  • The summary chart will show the average time for each step.
    With this info she can see if each race is getting faster and which step is improving or not.

  • Timing a group of kids running a mile.

    This is slightly different from the race above because in this case four kids are running at the same time.   All kids start at the same time, and each one run four laps around the quarter mile track.   Amy enters the names of the kids into the task list:
  • Andy
  • Bill
  • Chad
  • Dave
    When the race starts, Amy clicks the LOG ALL button and the runners launch into the first lap.   As each runner completes each lap, Amy will touch their name on the task list.   When the race is finished there will be 20 entries in the log listing.
    The delta-times include lap times by each runner:
  • T-2 of each person = their time at the end of each lap.
  • T-3 of each person = their time for each lap.

  • Timing multiple steps on your production line.

    The assembly line is running slowly and Joe wants to find where the bottleneck is.   On this line, four people assembly toys from a kit of parts.   It is a sequential flow from one person to the next and product appears to be backing up behind some workers but not others.   These steps are entered into the Android Timer app:
  • Assemble components
  • Solder wires
  • Assemble chassis
  • Electrical test
    Joe then watches the line run.   He must start the timer when each person starts their first piece and when they finish each piece.   When ten products are finished, the log will have 44 entries in production order.
    Joe reads the delta times from the summary page because he is only interested in averages:
  • T-2 of any entry = build time up to that step.
  • T-3 of any entry = time to build one piece.
  • Note that T-4 & T-5 won't add up because of poor timing between steps.
    From his info, Joe found that person 2 is too fast and person 4 is too slow.   Those two people are swapped and the test is rerun.   This puts the fast person on the slow process and slow person on the fast process, giving the line a better balance.
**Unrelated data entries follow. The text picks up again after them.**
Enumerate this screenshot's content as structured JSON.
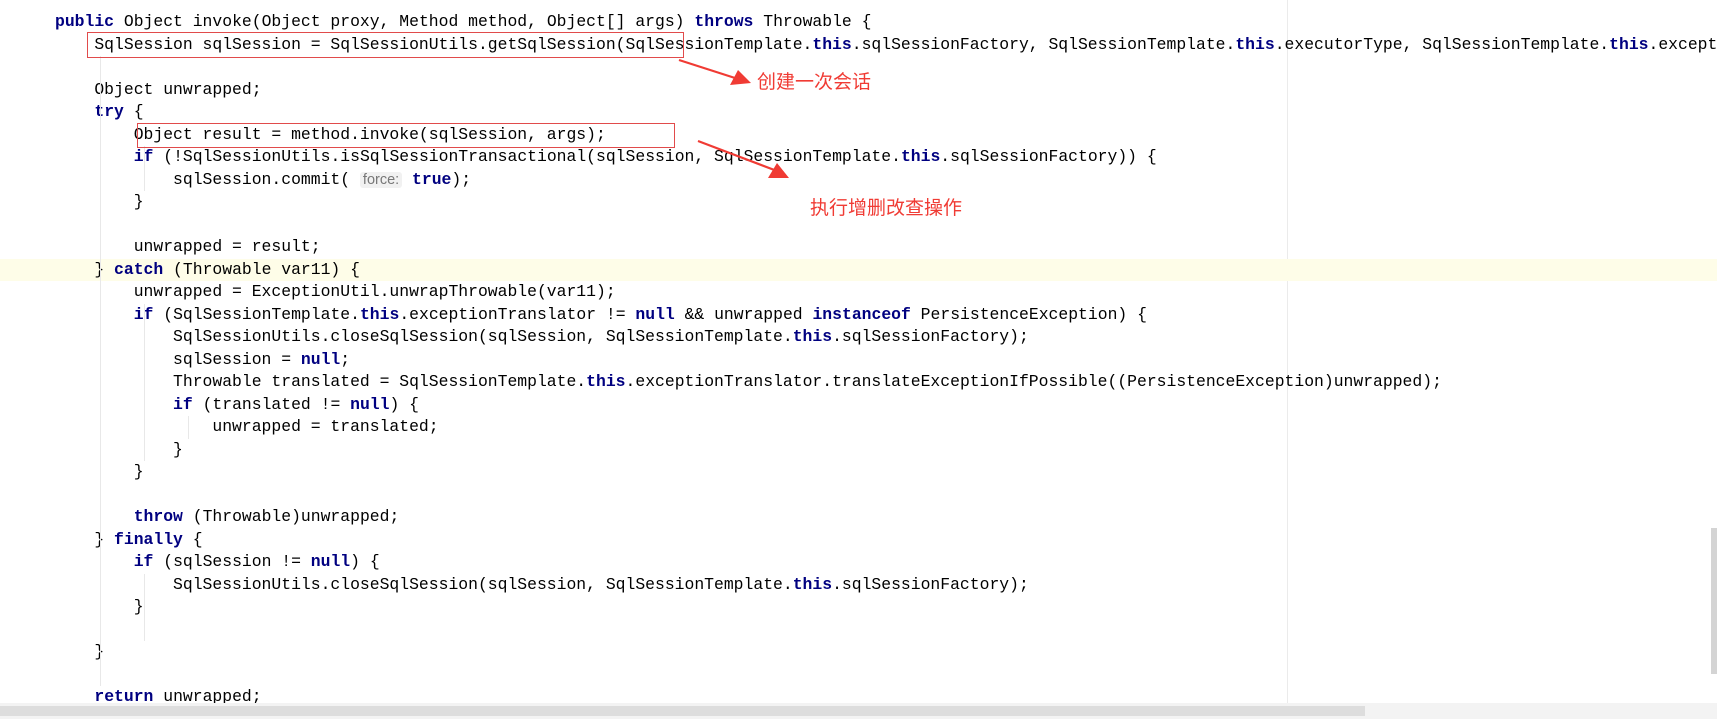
{
  "annotations": {
    "create_session": "创建一次会话",
    "execute_crud": "执行增删改查操作"
  },
  "inlay_hint": "force:",
  "colors": {
    "annotation_red": "#f03b34",
    "keyword": "#000080",
    "current_line": "#fefde8"
  },
  "code_lines": [
    [
      [
        "kw",
        "public"
      ],
      [
        "t",
        " Object invoke(Object proxy, Method method, Object[] args) "
      ],
      [
        "kw",
        "throws"
      ],
      [
        "t",
        " Throwable {"
      ]
    ],
    [
      [
        "t",
        "    SqlSession sqlSession = SqlSessionUtils.getSqlSession(SqlSessionTemplate."
      ],
      [
        "kw",
        "this"
      ],
      [
        "t",
        ".sqlSessionFactory, SqlSessionTemplate."
      ],
      [
        "kw",
        "this"
      ],
      [
        "t",
        ".executorType, SqlSessionTemplate."
      ],
      [
        "kw",
        "this"
      ],
      [
        "t",
        ".exceptionTranslator);"
      ]
    ],
    [],
    [
      [
        "t",
        "    Object unwrapped;"
      ]
    ],
    [
      [
        "t",
        "    "
      ],
      [
        "kw",
        "try"
      ],
      [
        "t",
        " {"
      ]
    ],
    [
      [
        "t",
        "        Object result = method.invoke(sqlSession, args);"
      ]
    ],
    [
      [
        "t",
        "        "
      ],
      [
        "kw",
        "if"
      ],
      [
        "t",
        " (!SqlSessionUtils.isSqlSessionTransactional(sqlSession, SqlSessionTemplate."
      ],
      [
        "kw",
        "this"
      ],
      [
        "t",
        ".sqlSessionFactory)) {"
      ]
    ],
    [
      [
        "t",
        "            sqlSession.commit( "
      ],
      [
        "hint",
        "force:"
      ],
      [
        "t",
        " "
      ],
      [
        "kw",
        "true"
      ],
      [
        "t",
        ");"
      ]
    ],
    [
      [
        "t",
        "        }"
      ]
    ],
    [],
    [
      [
        "t",
        "        unwrapped = result;"
      ]
    ],
    [
      [
        "t",
        "    } "
      ],
      [
        "kw",
        "catch"
      ],
      [
        "t",
        " (Throwable var11) {"
      ]
    ],
    [
      [
        "t",
        "        unwrapped = ExceptionUtil.unwrapThrowable(var11);"
      ]
    ],
    [
      [
        "t",
        "        "
      ],
      [
        "kw",
        "if"
      ],
      [
        "t",
        " (SqlSessionTemplate."
      ],
      [
        "kw",
        "this"
      ],
      [
        "t",
        ".exceptionTranslator != "
      ],
      [
        "kw",
        "null"
      ],
      [
        "t",
        " && unwrapped "
      ],
      [
        "kw",
        "instanceof"
      ],
      [
        "t",
        " PersistenceException) {"
      ]
    ],
    [
      [
        "t",
        "            SqlSessionUtils.closeSqlSession(sqlSession, SqlSessionTemplate."
      ],
      [
        "kw",
        "this"
      ],
      [
        "t",
        ".sqlSessionFactory);"
      ]
    ],
    [
      [
        "t",
        "            sqlSession = "
      ],
      [
        "kw",
        "null"
      ],
      [
        "t",
        ";"
      ]
    ],
    [
      [
        "t",
        "            Throwable translated = SqlSessionTemplate."
      ],
      [
        "kw",
        "this"
      ],
      [
        "t",
        ".exceptionTranslator.translateExceptionIfPossible((PersistenceException)unwrapped);"
      ]
    ],
    [
      [
        "t",
        "            "
      ],
      [
        "kw",
        "if"
      ],
      [
        "t",
        " (translated != "
      ],
      [
        "kw",
        "null"
      ],
      [
        "t",
        ") {"
      ]
    ],
    [
      [
        "t",
        "                unwrapped = translated;"
      ]
    ],
    [
      [
        "t",
        "            }"
      ]
    ],
    [
      [
        "t",
        "        }"
      ]
    ],
    [],
    [
      [
        "t",
        "        "
      ],
      [
        "kw",
        "throw"
      ],
      [
        "t",
        " (Throwable)unwrapped;"
      ]
    ],
    [
      [
        "t",
        "    } "
      ],
      [
        "kw",
        "finally"
      ],
      [
        "t",
        " {"
      ]
    ],
    [
      [
        "t",
        "        "
      ],
      [
        "kw",
        "if"
      ],
      [
        "t",
        " (sqlSession != "
      ],
      [
        "kw",
        "null"
      ],
      [
        "t",
        ") {"
      ]
    ],
    [
      [
        "t",
        "            SqlSessionUtils.closeSqlSession(sqlSession, SqlSessionTemplate."
      ],
      [
        "kw",
        "this"
      ],
      [
        "t",
        ".sqlSessionFactory);"
      ]
    ],
    [
      [
        "t",
        "        }"
      ]
    ],
    [],
    [
      [
        "t",
        "    }"
      ]
    ],
    [],
    [
      [
        "t",
        "    "
      ],
      [
        "kw",
        "return"
      ],
      [
        "t",
        " unwrapped;"
      ]
    ]
  ]
}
  • Gathering time and quantity info for a Kaizen event.

    A Kaizen event is similar to streamlining a production line except the Kaizen will include footwork and paperwork.   The Kaizen will run the sequence normally, to accurately capture non-production bottlenecks.
  • 1     (1)   Stock parts on line
  • 2     (1)   Start to assemble
  • 3   (10)   Assemble components
  • 4   (10)   Solder wire
  • 5   (10)   Assemble chassis
  • 6   (10)   Assemble housing
  • 7     (1)   Deliver to test room
  • 8   (10)   Do electrical test
  • 9     (1)   Return to line
  • 10   (1)   Deliver to QC

    The tasks marked with (1) will appear in the log files one time.   Those with (10) will appear ten times.   This makes the log files very confusing but still useful.   They then run the process to build a quantity of ten.   The steps are numbered to make the explanation easier to follow.
  • T-1 of the final step = the time it takes to built ten products.
  • T-2 of any entry = time to build that step.
  • T-3 of any entry = time to build one piece.
  • T-5 of steps 2, 3, 7, 9, 10 = the amount of time spent doing footwork.
    The summary of steps 3, 4, 5, 6, 8, shows the time spent on each step of actual assembly.
    From this information, they decided to move the test station to the production line, which removed steps 7 & 9 from the process and allows testing of partial orders.